The mathematical expression of which is:
dU = δQ - δW
If the process is reversible, then this can be recast in terms of exact differentials by noting that δW is equal to PdV, where P is the internal pressure, and V the volume occupied, and that δQ is equal to TdS, where T is the thermodynamic temperature and S is the entropy of the system. Therefore this becomes dU = TdS - PdV.
Oh look. Clausius explicitly framed the First Law of Thermodynamics in terms of energy exchanges within a system. He did NOT assume constancy thereof. Indeed, the rigorous framing of the First Law of Thermodynamics explicitly takes into account the possibility of a system being a recipient of energy that can be used to perform useful work. Therefore creationist canards erected about the First Law of Thermodynamics are null and void for the same reasons as those erected about the Second Law of Thermodynamics - said canards not only ignore completely Clausius' original and rigorous formulations of those laws, and ignore completely that Clausius framed his formulations around energy exchanges between a system and its surroundings, but rely upon outright misrepresentations of those laws.
Indeed, Clausius had energy exchanges in mind with respect to the Second Law of Thermodynamics as well, which is why the statement on entropy was framed in terms of an isolated system, which engages in no such exchanges with the surroundings. When energy exchanges are taking place, the operation of the Second law of Thermodynamics within such systems is subtly different.

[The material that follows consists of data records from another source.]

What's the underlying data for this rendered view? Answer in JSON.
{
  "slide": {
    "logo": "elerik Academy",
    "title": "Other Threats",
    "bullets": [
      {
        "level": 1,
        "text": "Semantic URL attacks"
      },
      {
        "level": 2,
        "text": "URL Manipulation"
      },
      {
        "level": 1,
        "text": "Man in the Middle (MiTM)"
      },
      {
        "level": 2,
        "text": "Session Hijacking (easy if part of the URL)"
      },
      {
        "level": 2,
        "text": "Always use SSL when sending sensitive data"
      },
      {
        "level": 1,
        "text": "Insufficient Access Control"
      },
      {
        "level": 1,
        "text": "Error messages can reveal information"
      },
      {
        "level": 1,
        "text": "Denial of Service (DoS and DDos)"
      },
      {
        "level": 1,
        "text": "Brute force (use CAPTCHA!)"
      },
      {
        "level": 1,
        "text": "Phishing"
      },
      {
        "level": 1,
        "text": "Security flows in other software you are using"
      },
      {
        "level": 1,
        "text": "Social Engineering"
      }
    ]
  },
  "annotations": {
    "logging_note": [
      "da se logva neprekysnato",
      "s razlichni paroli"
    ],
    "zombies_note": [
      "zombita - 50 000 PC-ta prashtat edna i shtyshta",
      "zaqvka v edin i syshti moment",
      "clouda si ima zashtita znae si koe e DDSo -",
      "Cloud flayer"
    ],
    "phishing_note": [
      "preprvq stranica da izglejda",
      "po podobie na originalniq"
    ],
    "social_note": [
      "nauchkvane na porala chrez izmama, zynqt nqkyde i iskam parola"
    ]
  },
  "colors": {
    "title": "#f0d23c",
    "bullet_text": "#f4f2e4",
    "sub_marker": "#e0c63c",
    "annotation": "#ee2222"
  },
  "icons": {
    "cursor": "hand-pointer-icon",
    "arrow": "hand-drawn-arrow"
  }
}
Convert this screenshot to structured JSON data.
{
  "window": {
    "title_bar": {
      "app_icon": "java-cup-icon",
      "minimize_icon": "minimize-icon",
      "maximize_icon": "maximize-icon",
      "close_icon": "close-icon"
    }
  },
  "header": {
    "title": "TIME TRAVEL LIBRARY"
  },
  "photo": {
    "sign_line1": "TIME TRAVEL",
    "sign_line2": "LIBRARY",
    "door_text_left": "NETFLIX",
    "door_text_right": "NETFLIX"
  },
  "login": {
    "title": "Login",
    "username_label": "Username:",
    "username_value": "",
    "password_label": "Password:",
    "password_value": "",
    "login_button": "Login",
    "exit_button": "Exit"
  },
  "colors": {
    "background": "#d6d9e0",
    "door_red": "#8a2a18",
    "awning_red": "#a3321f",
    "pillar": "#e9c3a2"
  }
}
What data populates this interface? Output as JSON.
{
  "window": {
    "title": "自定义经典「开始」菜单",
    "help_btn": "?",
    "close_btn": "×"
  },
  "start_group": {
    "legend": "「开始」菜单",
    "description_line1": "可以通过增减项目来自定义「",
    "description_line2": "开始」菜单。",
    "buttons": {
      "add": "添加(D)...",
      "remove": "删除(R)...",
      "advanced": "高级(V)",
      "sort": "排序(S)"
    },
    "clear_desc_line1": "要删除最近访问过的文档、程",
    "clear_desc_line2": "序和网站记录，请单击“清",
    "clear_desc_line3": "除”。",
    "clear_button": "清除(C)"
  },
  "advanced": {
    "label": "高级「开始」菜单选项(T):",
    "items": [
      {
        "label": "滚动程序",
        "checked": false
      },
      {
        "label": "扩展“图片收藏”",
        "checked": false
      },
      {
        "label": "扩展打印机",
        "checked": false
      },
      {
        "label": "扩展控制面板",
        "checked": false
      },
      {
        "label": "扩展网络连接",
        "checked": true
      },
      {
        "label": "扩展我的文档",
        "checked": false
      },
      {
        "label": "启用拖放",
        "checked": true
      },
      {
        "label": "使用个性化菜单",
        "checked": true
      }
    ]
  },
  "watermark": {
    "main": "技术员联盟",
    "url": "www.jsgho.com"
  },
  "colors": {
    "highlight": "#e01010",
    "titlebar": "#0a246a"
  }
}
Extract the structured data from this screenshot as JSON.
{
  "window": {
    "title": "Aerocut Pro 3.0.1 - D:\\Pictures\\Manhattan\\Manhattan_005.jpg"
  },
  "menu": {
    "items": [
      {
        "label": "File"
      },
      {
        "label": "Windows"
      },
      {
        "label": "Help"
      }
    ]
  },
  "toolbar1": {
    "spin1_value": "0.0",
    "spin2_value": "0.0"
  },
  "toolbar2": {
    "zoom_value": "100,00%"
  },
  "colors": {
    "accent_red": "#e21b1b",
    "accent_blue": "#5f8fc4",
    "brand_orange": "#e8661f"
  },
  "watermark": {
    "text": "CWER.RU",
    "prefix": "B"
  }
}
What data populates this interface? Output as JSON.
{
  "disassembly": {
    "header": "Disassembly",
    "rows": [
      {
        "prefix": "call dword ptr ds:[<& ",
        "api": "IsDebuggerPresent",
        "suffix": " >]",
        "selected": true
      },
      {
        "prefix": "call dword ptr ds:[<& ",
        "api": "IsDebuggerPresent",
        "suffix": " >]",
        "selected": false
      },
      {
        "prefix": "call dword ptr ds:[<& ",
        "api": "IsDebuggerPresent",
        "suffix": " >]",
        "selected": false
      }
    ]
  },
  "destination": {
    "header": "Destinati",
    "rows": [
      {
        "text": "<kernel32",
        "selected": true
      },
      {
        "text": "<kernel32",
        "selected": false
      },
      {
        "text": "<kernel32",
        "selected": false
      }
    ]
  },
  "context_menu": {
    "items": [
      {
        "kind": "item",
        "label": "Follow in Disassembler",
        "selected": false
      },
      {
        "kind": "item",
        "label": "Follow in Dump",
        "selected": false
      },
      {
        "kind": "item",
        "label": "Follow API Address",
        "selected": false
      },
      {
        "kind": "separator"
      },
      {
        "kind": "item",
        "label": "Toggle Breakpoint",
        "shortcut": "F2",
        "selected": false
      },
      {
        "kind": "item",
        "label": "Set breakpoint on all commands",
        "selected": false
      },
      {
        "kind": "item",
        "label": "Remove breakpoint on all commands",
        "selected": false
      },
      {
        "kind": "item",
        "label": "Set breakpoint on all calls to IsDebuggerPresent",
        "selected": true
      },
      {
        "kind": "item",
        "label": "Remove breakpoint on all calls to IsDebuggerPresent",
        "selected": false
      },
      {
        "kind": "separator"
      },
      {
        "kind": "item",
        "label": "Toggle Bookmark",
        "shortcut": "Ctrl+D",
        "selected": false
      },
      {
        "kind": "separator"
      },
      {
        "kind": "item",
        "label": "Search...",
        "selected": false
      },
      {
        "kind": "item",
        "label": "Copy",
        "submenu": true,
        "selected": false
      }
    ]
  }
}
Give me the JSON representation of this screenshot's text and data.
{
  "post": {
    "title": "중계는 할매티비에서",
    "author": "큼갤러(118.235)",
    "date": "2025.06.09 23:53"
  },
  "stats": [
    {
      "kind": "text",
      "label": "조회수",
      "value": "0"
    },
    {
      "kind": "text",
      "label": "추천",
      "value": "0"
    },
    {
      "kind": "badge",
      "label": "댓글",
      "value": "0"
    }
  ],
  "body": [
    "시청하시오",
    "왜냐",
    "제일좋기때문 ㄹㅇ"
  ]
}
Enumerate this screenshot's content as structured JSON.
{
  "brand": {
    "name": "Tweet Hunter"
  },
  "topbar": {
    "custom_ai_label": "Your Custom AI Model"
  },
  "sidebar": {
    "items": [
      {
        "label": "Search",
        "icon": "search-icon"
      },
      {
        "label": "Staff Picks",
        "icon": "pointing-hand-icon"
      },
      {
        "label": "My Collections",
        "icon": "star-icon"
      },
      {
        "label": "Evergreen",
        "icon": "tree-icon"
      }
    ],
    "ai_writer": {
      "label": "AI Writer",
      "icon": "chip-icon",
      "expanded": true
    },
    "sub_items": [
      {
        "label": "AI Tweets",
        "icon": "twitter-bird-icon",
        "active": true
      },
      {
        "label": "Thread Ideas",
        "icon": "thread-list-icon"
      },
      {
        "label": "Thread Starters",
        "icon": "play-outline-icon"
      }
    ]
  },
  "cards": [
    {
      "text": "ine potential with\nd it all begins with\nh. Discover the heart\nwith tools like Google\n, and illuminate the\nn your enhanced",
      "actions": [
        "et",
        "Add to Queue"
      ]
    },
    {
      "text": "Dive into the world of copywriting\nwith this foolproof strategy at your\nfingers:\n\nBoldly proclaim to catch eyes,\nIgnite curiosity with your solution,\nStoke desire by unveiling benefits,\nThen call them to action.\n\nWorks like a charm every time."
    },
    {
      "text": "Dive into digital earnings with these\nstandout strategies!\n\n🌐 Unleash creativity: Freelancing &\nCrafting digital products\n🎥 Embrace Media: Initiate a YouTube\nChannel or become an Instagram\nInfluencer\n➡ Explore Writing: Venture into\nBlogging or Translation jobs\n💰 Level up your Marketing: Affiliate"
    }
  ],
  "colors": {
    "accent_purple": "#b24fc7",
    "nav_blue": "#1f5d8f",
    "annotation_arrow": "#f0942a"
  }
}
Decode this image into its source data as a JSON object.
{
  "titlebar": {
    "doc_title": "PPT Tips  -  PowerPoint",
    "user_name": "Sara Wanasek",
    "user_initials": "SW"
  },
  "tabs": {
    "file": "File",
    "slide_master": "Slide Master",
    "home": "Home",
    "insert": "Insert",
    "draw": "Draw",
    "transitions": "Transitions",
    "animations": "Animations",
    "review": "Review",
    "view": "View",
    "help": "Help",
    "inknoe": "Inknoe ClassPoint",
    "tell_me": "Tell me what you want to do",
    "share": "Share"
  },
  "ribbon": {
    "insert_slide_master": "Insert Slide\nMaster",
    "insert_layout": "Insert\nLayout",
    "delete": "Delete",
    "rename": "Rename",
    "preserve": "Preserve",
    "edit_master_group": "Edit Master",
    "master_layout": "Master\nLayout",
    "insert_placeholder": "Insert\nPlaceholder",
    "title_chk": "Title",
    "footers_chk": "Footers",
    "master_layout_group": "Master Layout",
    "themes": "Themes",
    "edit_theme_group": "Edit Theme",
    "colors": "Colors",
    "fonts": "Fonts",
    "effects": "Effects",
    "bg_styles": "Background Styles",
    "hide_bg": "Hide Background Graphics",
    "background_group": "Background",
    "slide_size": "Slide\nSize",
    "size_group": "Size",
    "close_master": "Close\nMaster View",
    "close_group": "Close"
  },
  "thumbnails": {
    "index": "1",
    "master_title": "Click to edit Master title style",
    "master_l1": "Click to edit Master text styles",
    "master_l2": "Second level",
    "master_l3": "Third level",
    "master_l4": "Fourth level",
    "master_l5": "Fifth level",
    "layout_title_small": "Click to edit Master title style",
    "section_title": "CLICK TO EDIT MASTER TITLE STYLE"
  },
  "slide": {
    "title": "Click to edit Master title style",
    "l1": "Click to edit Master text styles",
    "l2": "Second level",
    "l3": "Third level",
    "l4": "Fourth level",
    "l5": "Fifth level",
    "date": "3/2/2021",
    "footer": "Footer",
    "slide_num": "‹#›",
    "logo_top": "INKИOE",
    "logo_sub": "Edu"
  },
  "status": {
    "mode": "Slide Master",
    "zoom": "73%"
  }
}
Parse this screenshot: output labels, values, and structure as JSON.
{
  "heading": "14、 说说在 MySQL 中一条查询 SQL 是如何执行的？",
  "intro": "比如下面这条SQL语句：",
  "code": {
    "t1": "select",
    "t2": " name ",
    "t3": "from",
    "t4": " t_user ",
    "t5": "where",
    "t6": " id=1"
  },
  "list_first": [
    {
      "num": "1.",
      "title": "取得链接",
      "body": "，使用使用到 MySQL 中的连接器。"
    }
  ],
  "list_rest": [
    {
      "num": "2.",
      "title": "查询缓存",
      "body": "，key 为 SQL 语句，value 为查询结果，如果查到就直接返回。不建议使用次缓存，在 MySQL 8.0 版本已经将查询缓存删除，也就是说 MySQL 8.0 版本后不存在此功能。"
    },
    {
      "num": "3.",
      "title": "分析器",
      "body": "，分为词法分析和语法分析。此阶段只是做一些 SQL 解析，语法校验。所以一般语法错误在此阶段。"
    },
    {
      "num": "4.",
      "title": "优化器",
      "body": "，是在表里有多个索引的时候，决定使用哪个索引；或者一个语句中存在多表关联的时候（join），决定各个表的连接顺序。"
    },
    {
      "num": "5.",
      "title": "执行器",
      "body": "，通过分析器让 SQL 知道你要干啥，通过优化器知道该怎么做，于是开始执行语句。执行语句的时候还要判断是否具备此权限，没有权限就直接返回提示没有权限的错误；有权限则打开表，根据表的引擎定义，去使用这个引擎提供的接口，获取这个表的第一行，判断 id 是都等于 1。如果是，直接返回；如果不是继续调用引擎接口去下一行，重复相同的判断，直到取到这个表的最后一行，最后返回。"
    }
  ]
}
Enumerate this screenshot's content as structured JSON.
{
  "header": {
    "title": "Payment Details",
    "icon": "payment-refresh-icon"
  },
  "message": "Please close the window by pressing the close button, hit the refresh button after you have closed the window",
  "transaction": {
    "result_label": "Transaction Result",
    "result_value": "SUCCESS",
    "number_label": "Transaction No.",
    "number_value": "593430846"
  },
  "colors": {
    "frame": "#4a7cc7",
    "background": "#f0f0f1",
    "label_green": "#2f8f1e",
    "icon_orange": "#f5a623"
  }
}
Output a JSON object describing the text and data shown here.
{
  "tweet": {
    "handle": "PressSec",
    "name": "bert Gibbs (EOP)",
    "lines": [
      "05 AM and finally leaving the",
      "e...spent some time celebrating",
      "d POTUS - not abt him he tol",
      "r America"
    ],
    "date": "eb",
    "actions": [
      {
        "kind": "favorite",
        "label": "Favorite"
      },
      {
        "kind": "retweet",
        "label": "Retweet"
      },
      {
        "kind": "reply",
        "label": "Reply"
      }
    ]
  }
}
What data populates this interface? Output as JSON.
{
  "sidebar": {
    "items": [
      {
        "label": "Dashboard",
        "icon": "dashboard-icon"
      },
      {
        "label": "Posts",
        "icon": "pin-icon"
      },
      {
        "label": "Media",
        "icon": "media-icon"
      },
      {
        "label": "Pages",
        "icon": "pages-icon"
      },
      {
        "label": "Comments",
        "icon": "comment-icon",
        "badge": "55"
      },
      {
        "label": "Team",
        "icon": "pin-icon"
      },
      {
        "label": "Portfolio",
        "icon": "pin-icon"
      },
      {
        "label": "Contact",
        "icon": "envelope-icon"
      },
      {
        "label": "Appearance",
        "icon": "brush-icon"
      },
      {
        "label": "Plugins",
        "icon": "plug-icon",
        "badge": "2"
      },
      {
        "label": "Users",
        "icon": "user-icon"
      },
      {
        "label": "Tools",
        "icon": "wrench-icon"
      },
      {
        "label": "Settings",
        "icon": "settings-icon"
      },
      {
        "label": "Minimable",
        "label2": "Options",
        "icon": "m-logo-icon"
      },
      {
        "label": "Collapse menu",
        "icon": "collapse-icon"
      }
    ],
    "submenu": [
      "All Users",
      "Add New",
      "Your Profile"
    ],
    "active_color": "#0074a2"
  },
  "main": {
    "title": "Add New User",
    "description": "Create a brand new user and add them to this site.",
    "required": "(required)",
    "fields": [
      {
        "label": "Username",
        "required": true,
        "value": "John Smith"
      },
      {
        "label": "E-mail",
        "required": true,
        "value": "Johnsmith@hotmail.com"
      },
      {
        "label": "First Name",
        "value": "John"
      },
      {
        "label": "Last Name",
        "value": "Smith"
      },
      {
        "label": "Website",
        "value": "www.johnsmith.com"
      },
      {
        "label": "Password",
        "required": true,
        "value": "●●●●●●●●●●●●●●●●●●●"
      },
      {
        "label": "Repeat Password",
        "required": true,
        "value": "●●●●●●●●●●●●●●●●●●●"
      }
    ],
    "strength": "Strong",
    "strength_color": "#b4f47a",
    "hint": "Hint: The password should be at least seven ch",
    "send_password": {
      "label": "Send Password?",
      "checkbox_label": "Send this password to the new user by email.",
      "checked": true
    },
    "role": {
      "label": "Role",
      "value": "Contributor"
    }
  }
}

I also wanted to add a bit about your silly assertion that it's only a theory... Trust me, it's a fact, and is rejection of reality on a wholesecale level to assert anything but. The mechanisms by which evolution happen are also quite well understood, but there are fine points that are still being worked out. Evolution is a theory in the same way gravity is a theory, only that we actually know a great deal more about evolution than we do gravity.